Lucy will be starting preschool in the Fall. Can you believe it? It wasn’t so long ago that I was worrying about sending Julia off to preschool. And if what I did then was worry, there needs to be a stronger word for what I’ve been doing this time around.
Lucy + Preschool = My brain is full of worms!
The worms are kept happy and fed, however, with the knowledge that Lucy would be going to the same Montessori preschool Julia attended. We’d pretty much known that from the moment we enrolled Julia there. And while I’d had thousands of conversations about it with Dave, my mom, myself, anyone that would listen and even some who would not, I neglected to inform the school director in an official capacity, and so, for a time, we were on the wait list.
(Lucy + Preschool) / The Wait List = My head just exploded and all the worms died.

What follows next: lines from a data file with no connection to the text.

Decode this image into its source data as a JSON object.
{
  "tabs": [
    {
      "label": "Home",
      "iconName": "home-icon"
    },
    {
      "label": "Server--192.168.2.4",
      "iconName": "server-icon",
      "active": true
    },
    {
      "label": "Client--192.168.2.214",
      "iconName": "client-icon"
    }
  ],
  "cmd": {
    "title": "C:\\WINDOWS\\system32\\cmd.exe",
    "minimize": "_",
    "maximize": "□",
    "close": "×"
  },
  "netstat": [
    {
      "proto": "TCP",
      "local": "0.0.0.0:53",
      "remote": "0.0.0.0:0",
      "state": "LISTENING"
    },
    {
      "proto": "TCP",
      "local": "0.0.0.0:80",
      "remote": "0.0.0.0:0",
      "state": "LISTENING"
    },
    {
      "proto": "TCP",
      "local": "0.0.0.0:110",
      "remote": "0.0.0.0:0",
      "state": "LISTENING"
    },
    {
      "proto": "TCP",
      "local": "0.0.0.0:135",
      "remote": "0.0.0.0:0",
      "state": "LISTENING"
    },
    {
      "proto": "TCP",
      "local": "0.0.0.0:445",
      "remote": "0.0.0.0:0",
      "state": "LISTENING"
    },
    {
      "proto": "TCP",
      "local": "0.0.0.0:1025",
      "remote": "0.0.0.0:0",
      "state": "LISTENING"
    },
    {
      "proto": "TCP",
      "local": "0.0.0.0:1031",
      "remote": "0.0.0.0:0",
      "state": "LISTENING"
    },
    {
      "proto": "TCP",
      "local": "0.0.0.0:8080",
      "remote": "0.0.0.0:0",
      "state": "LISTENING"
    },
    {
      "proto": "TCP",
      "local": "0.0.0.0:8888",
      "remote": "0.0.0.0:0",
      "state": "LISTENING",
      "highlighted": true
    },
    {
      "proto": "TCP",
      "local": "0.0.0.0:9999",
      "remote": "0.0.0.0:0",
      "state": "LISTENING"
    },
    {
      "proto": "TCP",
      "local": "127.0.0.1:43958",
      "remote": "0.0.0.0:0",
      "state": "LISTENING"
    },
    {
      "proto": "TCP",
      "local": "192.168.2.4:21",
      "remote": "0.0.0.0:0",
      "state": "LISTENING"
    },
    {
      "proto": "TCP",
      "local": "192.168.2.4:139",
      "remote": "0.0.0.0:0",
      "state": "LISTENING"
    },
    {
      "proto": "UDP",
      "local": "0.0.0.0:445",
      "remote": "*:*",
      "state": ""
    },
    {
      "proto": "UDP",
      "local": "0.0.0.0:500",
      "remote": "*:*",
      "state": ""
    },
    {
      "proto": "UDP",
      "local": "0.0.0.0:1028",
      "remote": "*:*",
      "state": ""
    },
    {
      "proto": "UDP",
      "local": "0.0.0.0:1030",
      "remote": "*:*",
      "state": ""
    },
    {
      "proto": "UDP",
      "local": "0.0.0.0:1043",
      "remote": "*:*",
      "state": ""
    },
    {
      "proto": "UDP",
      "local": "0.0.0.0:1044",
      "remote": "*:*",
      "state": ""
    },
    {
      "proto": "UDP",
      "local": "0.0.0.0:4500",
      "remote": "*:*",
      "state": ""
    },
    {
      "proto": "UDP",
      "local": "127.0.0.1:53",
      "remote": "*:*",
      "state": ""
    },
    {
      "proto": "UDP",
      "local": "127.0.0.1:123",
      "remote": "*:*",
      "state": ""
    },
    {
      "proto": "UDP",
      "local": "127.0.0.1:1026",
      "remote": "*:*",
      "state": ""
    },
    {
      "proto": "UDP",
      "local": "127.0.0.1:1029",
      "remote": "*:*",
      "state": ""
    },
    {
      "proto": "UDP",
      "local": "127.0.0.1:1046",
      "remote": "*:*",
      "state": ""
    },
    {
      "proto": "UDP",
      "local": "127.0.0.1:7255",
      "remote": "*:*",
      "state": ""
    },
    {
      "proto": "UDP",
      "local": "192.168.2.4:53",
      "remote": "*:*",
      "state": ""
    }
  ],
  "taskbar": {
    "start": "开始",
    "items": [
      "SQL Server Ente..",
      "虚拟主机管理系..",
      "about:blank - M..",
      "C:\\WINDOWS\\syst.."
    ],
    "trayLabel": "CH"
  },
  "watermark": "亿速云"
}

Thankfully, last week, we got the “YOU’RE IN!” call and my head was reassembled.
We made an appointment for Lucy to visit her new school on her birthday and we were both very, very excited. Until it was time to go in. Something about the words, “We’re here” sparked a revolt.
“Huh? Sweetie, we’re here. Let’s go in!”
“No. No. I don’t want to.”
“But, we’re-but, we’ve…but…what?”
“I’m not going in.”
I hopped out of the van and ran around to open her door. She quickly turned her face away and steeled herself into her seat.
“Lucy. What’s wrong? You were so excited a few minutes ago!”
She furrowed her brow and jerked at me with gunshot grunts, a maneuver that kills my kindness and makes me bleed anger. I closed my eyes and took a deep breath. I imagined a giant wave of water gushing through a channel, overwhelming the banks and devouring bridges, and my daughter caught up in it, fighting against it, but rendered helpless by it’s force. Because that’s how Lucy experiences strong emotions. They tear through her brain, washing out all the pathways to communication and reason. When I picture her swept away and drowning in them, it helps me keep from getting carried along with her. It reminds me that pushing only puts her under, and I need to be sure-footed so I may offer her a steady hand strong enough that she can latch onto it and pull herself out.
“Okay, let’s think about this…” I launched into a pep talk that, I thought, was pretty inspiring. And since she’d actually started to look at me, I thought we were good to go. So, I unbuckled her seat belt and lifted her out of the car. But she wouldn’t let me put her feet on the ground. We struggled for a moment and then I sat us down on the curb, putting her my lap. She fought free and darted to the van and hid her face against the door.
“Lucy? Lucy!” I looked around to see who might be watching. “They’re expecting us.” I was getting tense. “You’re telling me you don’t want to go in?”
She shook her head.
“Okay. Okay.” I didn’t want to start things off on the wrong foot. “It’s okay. Let’s just walk around. Come on,” I said picking her up. “Let’s just walk around.”
I carried her toward the school. I pointed out some flowers, a bird, the play yard. I put her feet on the ground and took her hand. We looked around a bit. “Hey, there’s the door. Should we go in?”
She ran. I shouted. She stopped. She grunted. Oh, the grunting.
“So, Lucy, what?” I was losing it. I was slipping. “You don’t want to go to school?” I stomped.
She started to wail.
I threw my hands up. “Alright,” I screamed. I scooped her up and walked her kicking and yelling back to the van and plopped her in her car seat. I slammed the door shut and stood a moment. Another deep breath. I walked around and got into the car. I put my hands on the steering wheel.
I sat there in the same place I find myself so often with Lucy, asking, What do I do? WhatdoIdowhatdoIdowhatdoIdo?
And the answer was the same: Wait.
Soon, the car grew quiet and she sniffed, “Mom?”
“I’m just-I’m just scared.”
Twenty minutes later, she was standing in the center of the classroom, inviting the kids to come see the amazing tower she’d built.
She blew her teacher kisses as we left and declared, “I love this place!”
The visit was a success for Lucy and yet another reminder for me to give that kid what she needs: time. If I don’t feel like I have it, I need to find it. Imagine what she could do with it.